(Photo by TOLBERT / Alamy Stock Photo)
Sitting at the top of a brownstone stoop, I learned to love the Game of Life. Remember those cute little cars and peg holes for a growing peg family? That game had me making decisions about auto insurance and college at ten-years- old.
(Photo by Randy Fath/Unsplash)
When I was growing up, no one could have ever told me that there was a better place or time to experience New York City than during the hot summers of the 1950s and 1960s. Mind you, no fan or air conditioner blew air around my home during those days, but somehow if I sat still long enough, I remained relatively cool. Once the sun made its journey to the middle of the street, all the children came out to play.
Under the summer sun, I had a chance to exercise my physical, mental and emotional muscles. (I had to learn how to win and lose.) My hot summer games, double Dutch jumping, and songs were mandatory preparation, if not the recipe, for withstanding the trouble in mind or body waiting in the wings of adulthood. Remembering that experience brings joy over fifty years later. I can hear the rope (a telephone cable line ), the jumper’s feet rhythmically hitting the pavement, and our voices singing.
“All in together, girls. How do you like the weather girls? January, February, March. . .“
(Bedford-Stuyvesant, August 2017/MJM Collection)

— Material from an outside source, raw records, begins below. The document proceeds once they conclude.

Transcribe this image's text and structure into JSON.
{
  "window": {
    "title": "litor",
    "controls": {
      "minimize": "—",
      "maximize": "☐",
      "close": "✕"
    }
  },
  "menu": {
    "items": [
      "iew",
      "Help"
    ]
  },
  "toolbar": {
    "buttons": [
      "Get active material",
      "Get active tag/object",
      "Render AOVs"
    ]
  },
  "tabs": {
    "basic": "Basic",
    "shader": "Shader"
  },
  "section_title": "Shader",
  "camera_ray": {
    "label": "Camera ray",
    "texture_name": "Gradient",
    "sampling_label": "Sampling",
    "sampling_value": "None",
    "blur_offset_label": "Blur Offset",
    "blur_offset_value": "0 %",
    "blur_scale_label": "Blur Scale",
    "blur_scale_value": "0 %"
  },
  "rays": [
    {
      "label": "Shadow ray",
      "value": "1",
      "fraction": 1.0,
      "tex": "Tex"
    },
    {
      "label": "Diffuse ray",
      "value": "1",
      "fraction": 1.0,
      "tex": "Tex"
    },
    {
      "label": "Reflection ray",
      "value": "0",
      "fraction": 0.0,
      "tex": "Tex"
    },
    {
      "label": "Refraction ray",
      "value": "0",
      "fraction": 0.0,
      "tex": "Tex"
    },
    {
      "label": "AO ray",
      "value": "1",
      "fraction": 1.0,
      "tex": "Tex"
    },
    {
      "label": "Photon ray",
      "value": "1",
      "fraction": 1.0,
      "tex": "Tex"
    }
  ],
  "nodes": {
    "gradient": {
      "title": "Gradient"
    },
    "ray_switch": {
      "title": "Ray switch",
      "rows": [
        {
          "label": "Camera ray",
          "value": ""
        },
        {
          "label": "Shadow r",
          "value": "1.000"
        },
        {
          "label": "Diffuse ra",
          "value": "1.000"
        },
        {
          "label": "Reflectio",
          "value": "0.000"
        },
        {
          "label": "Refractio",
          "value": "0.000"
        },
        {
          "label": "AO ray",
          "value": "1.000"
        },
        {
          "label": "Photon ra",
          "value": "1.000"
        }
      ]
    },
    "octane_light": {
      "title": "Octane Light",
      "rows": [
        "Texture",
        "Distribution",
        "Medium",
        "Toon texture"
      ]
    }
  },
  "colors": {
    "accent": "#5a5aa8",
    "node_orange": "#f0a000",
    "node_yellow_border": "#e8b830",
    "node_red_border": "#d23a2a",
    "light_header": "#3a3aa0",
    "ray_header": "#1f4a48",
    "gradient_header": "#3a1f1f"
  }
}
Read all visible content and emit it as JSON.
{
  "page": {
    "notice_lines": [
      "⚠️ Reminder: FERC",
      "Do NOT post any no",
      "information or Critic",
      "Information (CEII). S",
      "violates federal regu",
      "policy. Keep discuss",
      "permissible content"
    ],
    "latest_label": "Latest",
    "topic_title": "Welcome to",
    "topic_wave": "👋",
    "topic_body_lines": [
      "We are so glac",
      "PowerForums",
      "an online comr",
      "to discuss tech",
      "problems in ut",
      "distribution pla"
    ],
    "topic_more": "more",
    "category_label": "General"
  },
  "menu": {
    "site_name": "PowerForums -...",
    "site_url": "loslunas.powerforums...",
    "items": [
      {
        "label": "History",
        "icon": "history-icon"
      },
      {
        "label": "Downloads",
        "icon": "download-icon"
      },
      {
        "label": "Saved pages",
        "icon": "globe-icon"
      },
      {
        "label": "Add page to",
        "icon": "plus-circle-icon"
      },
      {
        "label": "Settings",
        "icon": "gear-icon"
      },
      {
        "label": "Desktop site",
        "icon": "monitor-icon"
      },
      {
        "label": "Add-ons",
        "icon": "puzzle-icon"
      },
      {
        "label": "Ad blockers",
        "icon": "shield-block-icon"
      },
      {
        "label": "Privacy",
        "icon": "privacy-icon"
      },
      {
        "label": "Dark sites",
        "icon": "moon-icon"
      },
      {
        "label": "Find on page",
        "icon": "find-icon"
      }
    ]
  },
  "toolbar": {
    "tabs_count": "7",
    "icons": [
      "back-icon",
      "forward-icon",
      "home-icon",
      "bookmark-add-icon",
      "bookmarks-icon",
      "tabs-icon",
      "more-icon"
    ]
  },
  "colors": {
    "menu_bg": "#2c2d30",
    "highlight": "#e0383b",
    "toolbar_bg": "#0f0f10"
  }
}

Adults didn’t supervise or organize our games. I don’t even remember if any of us took the lead. We just co-operated. If we had to choose who was it in a game of tag, all six or seven of us would put one foot in a circle and “eeny, meeny, miney mo” our way to it. And we were off looking for hiding places behind cars, trees, even around corners. One corner we avoided because the owner kept two mature Doberman Pinschers in his high-gated yard.
Here we are in the midst of a hot summer in New York City as the mayor offers cash as a carrot to the unvaccinated and issues a strong recommendation for indoor mask wearing.
Back then, we didn’t worry about the headlines. Our biggest challenge was hitting a ball, running a race or